Nissan’s plant in Sunderland, north east England, on Thursday celebrated the 25th anniversary of its official opening on 8 September, 1986.

In 25 years, output has rizen from 5,139 Bluebirds (based on the Japanese market Stanza) in that first year to 423,262 cars in 2010 – which the first time a UK car plant had made more than 400,000 vehicles in one year, according to Nissan.

It has now made over 6.2m vehicles and 12 different models at Sunderland, including the initial Bluebird, Primera, Micra, Almera, Note, Qashqai and Juke. Models such as the Micra and Qashqai have been exported as far as Australia. In 2010 81% of production was exported to 97 countries.

“I celebrate this milestone with the Nissan Sunderland Plant and commend the significant achievements of the plant and its employees over the past 25 years,” said Carlos Ghosn, chairman and CEO of Nissan Motor.

“As the UK’s largest car plant, biggest car exporter, and soon battery plant – with battery production for the Leaf planned for next year – Sunderland is a beacon of Nissan’s exemplary leadership in manufacture, management and technology, which define a global car company in the 21st century.”

A ceremony was held at the plant in which a time capsule was buried on the site – recreating the ceremony held when construction of the plant began.
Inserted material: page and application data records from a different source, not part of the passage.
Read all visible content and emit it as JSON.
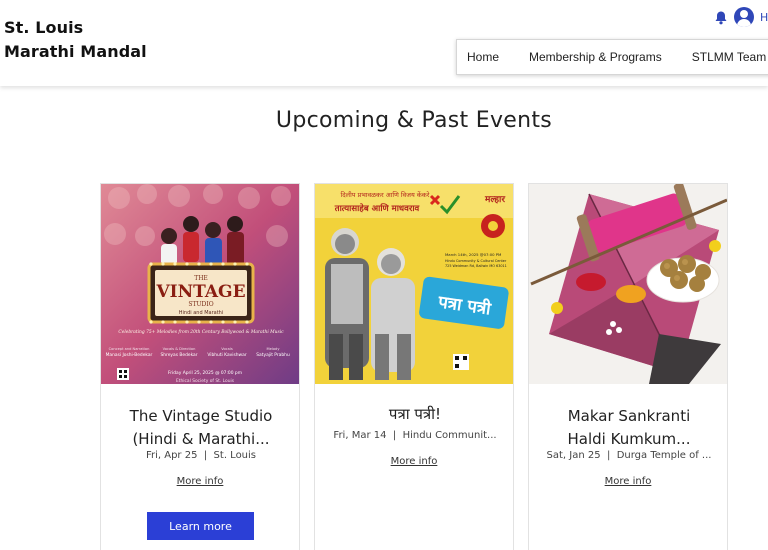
{
  "site": {
    "title_line1": "St. Louis",
    "title_line2": "Marathi Mandal"
  },
  "header": {
    "user_initial": "H"
  },
  "nav": {
    "items": [
      "Home",
      "Membership & Programs",
      "STLMM Team"
    ]
  },
  "heading": "Upcoming & Past Events",
  "colors": {
    "accent": "#2b3fd6",
    "icon_blue": "#2f47b8"
  },
  "icons": {
    "notifications": "bell-icon",
    "account": "user-avatar-icon"
  },
  "events": [
    {
      "title_line1": "The Vintage Studio",
      "title_line2": "(Hindi & Marathi...",
      "date": "Fri, Apr 25",
      "location": "St. Louis",
      "more_info": "More info",
      "button": "Learn more",
      "poster": {
        "title_big": "VINTAGE",
        "title_small": "THE",
        "studio": "STUDIO",
        "sub": "Hindi and Marathi",
        "tagline": "Celebrating 75+ Melodies from 20th Century Bollywood & Marathi Music",
        "credit1_role": "Concept and Narration",
        "credit1_name": "Manasi Joshi-Bedekar",
        "credit2_role": "Vocals & Direction",
        "credit2_name": "Shreyas Bedekar",
        "credit3_role": "Vocals",
        "credit3_name": "Vibhuti Kavishwar",
        "credit4_role": "Melody",
        "credit4_name": "Satyajit Prabhu",
        "date_line": "Friday April 25, 2025 @ 07:00 pm",
        "venue_line": "Ethical Society of St. Louis"
      }
    },
    {
      "title_line1": "पत्रा पत्री!",
      "date": "Fri, Mar 14",
      "location": "Hindu Communit...",
      "more_info": "More info",
      "poster": {
        "top1": "दिलीप प्रभावळकर आणि विजय केंकरे",
        "top2": "तात्यासाहेब आणि माधवराव",
        "logo": "मल्हार",
        "big": "पत्रा पत्री",
        "date_line": "March 14th, 2025 @07:00 PM",
        "venue1": "Hindu Community & Cultural Center",
        "venue2": "725 Weidman Rd, Ballwin MO 63011"
      }
    },
    {
      "title_line1": "Makar Sankranti",
      "title_line2": "Haldi Kumkum...",
      "date": "Sat, Jan 25",
      "location": "Durga Temple of ...",
      "more_info": "More info"
    }
  ]
}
The new time capsule updates the artefacts placed inside the original, including a model Qashqai, a telephone directory, newspapers from today, a Sunderland AFC shirt and items donated by regional partners such as the North East Chamber of Commerce.
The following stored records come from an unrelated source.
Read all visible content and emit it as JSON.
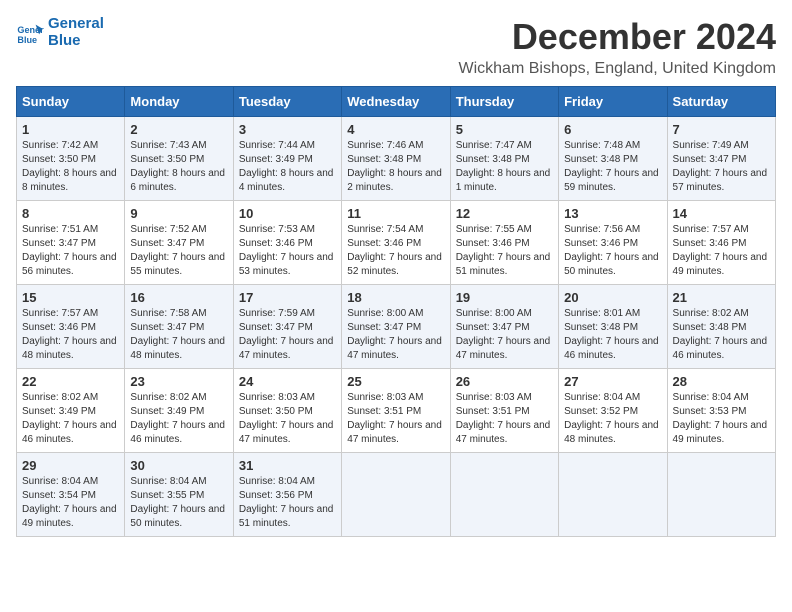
{
  "logo": {
    "line1": "General",
    "line2": "Blue"
  },
  "title": "December 2024",
  "subtitle": "Wickham Bishops, England, United Kingdom",
  "days_of_week": [
    "Sunday",
    "Monday",
    "Tuesday",
    "Wednesday",
    "Thursday",
    "Friday",
    "Saturday"
  ],
  "weeks": [
    [
      {
        "day": 1,
        "content": "Sunrise: 7:42 AM\nSunset: 3:50 PM\nDaylight: 8 hours and 8 minutes."
      },
      {
        "day": 2,
        "content": "Sunrise: 7:43 AM\nSunset: 3:50 PM\nDaylight: 8 hours and 6 minutes."
      },
      {
        "day": 3,
        "content": "Sunrise: 7:44 AM\nSunset: 3:49 PM\nDaylight: 8 hours and 4 minutes."
      },
      {
        "day": 4,
        "content": "Sunrise: 7:46 AM\nSunset: 3:48 PM\nDaylight: 8 hours and 2 minutes."
      },
      {
        "day": 5,
        "content": "Sunrise: 7:47 AM\nSunset: 3:48 PM\nDaylight: 8 hours and 1 minute."
      },
      {
        "day": 6,
        "content": "Sunrise: 7:48 AM\nSunset: 3:48 PM\nDaylight: 7 hours and 59 minutes."
      },
      {
        "day": 7,
        "content": "Sunrise: 7:49 AM\nSunset: 3:47 PM\nDaylight: 7 hours and 57 minutes."
      }
    ],
    [
      {
        "day": 8,
        "content": "Sunrise: 7:51 AM\nSunset: 3:47 PM\nDaylight: 7 hours and 56 minutes."
      },
      {
        "day": 9,
        "content": "Sunrise: 7:52 AM\nSunset: 3:47 PM\nDaylight: 7 hours and 55 minutes."
      },
      {
        "day": 10,
        "content": "Sunrise: 7:53 AM\nSunset: 3:46 PM\nDaylight: 7 hours and 53 minutes."
      },
      {
        "day": 11,
        "content": "Sunrise: 7:54 AM\nSunset: 3:46 PM\nDaylight: 7 hours and 52 minutes."
      },
      {
        "day": 12,
        "content": "Sunrise: 7:55 AM\nSunset: 3:46 PM\nDaylight: 7 hours and 51 minutes."
      },
      {
        "day": 13,
        "content": "Sunrise: 7:56 AM\nSunset: 3:46 PM\nDaylight: 7 hours and 50 minutes."
      },
      {
        "day": 14,
        "content": "Sunrise: 7:57 AM\nSunset: 3:46 PM\nDaylight: 7 hours and 49 minutes."
      }
    ],
    [
      {
        "day": 15,
        "content": "Sunrise: 7:57 AM\nSunset: 3:46 PM\nDaylight: 7 hours and 48 minutes."
      },
      {
        "day": 16,
        "content": "Sunrise: 7:58 AM\nSunset: 3:47 PM\nDaylight: 7 hours and 48 minutes."
      },
      {
        "day": 17,
        "content": "Sunrise: 7:59 AM\nSunset: 3:47 PM\nDaylight: 7 hours and 47 minutes."
      },
      {
        "day": 18,
        "content": "Sunrise: 8:00 AM\nSunset: 3:47 PM\nDaylight: 7 hours and 47 minutes."
      },
      {
        "day": 19,
        "content": "Sunrise: 8:00 AM\nSunset: 3:47 PM\nDaylight: 7 hours and 47 minutes."
      },
      {
        "day": 20,
        "content": "Sunrise: 8:01 AM\nSunset: 3:48 PM\nDaylight: 7 hours and 46 minutes."
      },
      {
        "day": 21,
        "content": "Sunrise: 8:02 AM\nSunset: 3:48 PM\nDaylight: 7 hours and 46 minutes."
      }
    ],
    [
      {
        "day": 22,
        "content": "Sunrise: 8:02 AM\nSunset: 3:49 PM\nDaylight: 7 hours and 46 minutes."
      },
      {
        "day": 23,
        "content": "Sunrise: 8:02 AM\nSunset: 3:49 PM\nDaylight: 7 hours and 46 minutes."
      },
      {
        "day": 24,
        "content": "Sunrise: 8:03 AM\nSunset: 3:50 PM\nDaylight: 7 hours and 47 minutes."
      },
      {
        "day": 25,
        "content": "Sunrise: 8:03 AM\nSunset: 3:51 PM\nDaylight: 7 hours and 47 minutes."
      },
      {
        "day": 26,
        "content": "Sunrise: 8:03 AM\nSunset: 3:51 PM\nDaylight: 7 hours and 47 minutes."
      },
      {
        "day": 27,
        "content": "Sunrise: 8:04 AM\nSunset: 3:52 PM\nDaylight: 7 hours and 48 minutes."
      },
      {
        "day": 28,
        "content": "Sunrise: 8:04 AM\nSunset: 3:53 PM\nDaylight: 7 hours and 49 minutes."
      }
    ],
    [
      {
        "day": 29,
        "content": "Sunrise: 8:04 AM\nSunset: 3:54 PM\nDaylight: 7 hours and 49 minutes."
      },
      {
        "day": 30,
        "content": "Sunrise: 8:04 AM\nSunset: 3:55 PM\nDaylight: 7 hours and 50 minutes."
      },
      {
        "day": 31,
        "content": "Sunrise: 8:04 AM\nSunset: 3:56 PM\nDaylight: 7 hours and 51 minutes."
      },
      {
        "day": null,
        "content": ""
      },
      {
        "day": null,
        "content": ""
      },
      {
        "day": null,
        "content": ""
      },
      {
        "day": null,
        "content": ""
      }
    ]
  ]
}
Of the 430 people who were employed at the plant on 8 September, 1986, 133 remain and today’s ceremony was performed by two of those original members of staff: Nissan’s Europe manufacturing head, Trevor Mann, and UK manufacturing chief, Kevin Fitzpatrick.
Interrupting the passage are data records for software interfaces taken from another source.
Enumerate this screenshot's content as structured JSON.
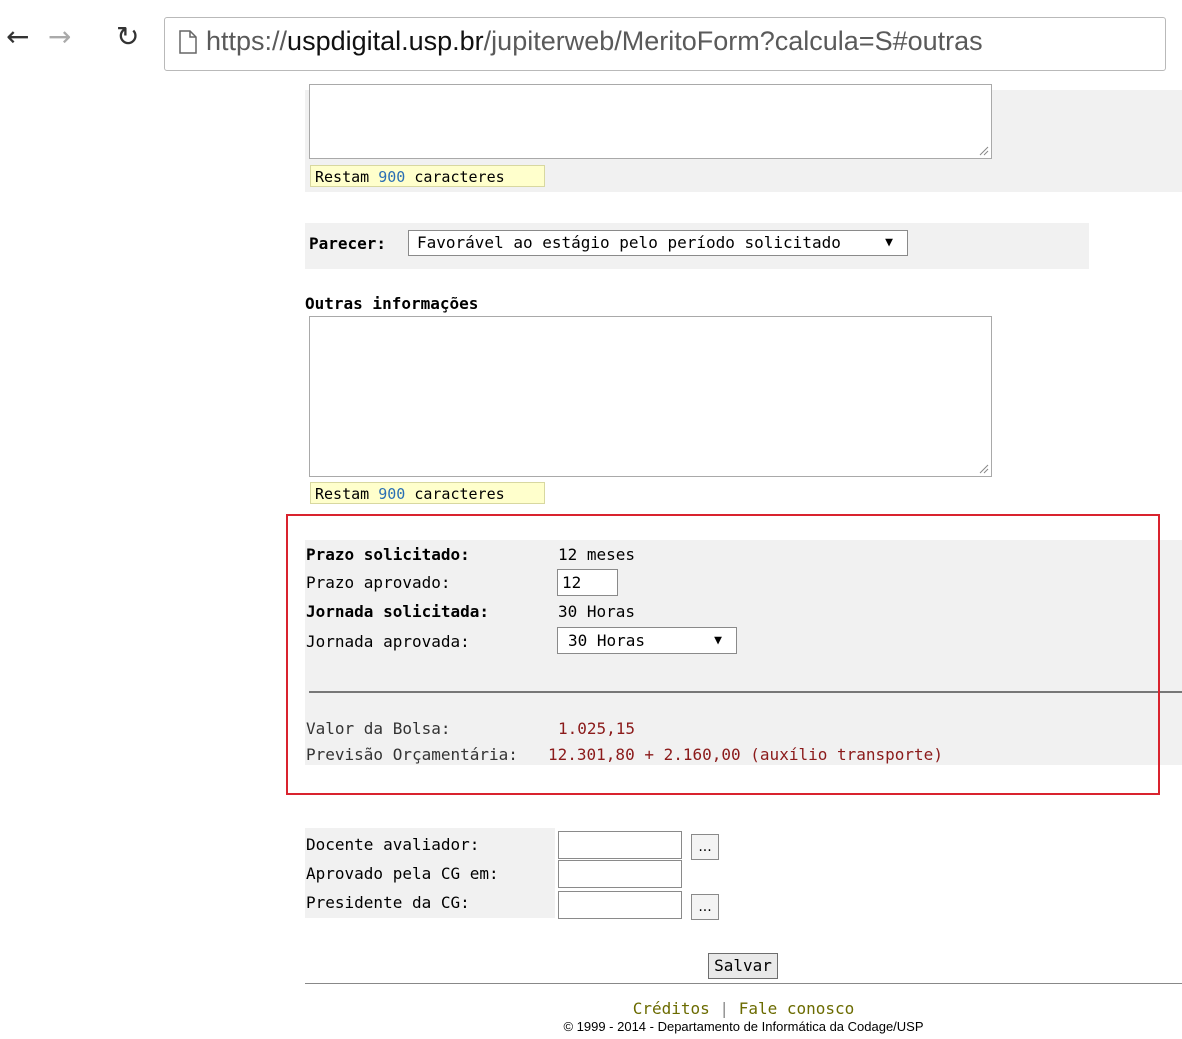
{
  "browser": {
    "url_prefix": "https://",
    "url_host": "uspdigital.usp.br",
    "url_path": "/jupiterweb/MeritoForm?calcula=S#outras"
  },
  "top_textarea": {
    "counter_prefix": "Restam",
    "counter_value": "900",
    "counter_suffix": "caracteres"
  },
  "parecer": {
    "label": "Parecer:",
    "selected": "Favorável ao estágio pelo período solicitado"
  },
  "outras": {
    "heading": "Outras informações",
    "counter_prefix": "Restam",
    "counter_value": "900",
    "counter_suffix": "caracteres"
  },
  "prazo": {
    "solicitado_label": "Prazo solicitado:",
    "solicitado_value": "12 meses",
    "aprovado_label": "Prazo aprovado:",
    "aprovado_value": "12",
    "jornada_solicitada_label": "Jornada solicitada:",
    "jornada_solicitada_value": "30 Horas",
    "jornada_aprovada_label": "Jornada aprovada:",
    "jornada_aprovada_value": "30 Horas",
    "valor_bolsa_label": "Valor da Bolsa:",
    "valor_bolsa_value": "1.025,15",
    "previsao_label": "Previsão Orçamentária:",
    "previsao_value": "12.301,80 + 2.160,00 (auxílio transporte)"
  },
  "avaliacao": {
    "docente_label": "Docente avaliador:",
    "aprovado_cg_label": "Aprovado pela CG em:",
    "presidente_label": "Presidente da CG:",
    "lookup_label": "...",
    "salvar": "Salvar"
  },
  "footer": {
    "creditos": "Créditos",
    "separator": "|",
    "fale": "Fale conosco",
    "copyright": "© 1999 - 2014 - Departamento de Informática da Codage/USP"
  },
  "colors": {
    "highlight_border": "#d9232e",
    "value_red": "#8b1a1a",
    "link": "#2a6fb4",
    "footer_link": "#6b6b00"
  }
}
Production will start at the adjacent lithium-ion battery plant in 2012 ahead of Leaf production beginning at Sunderland in 2013.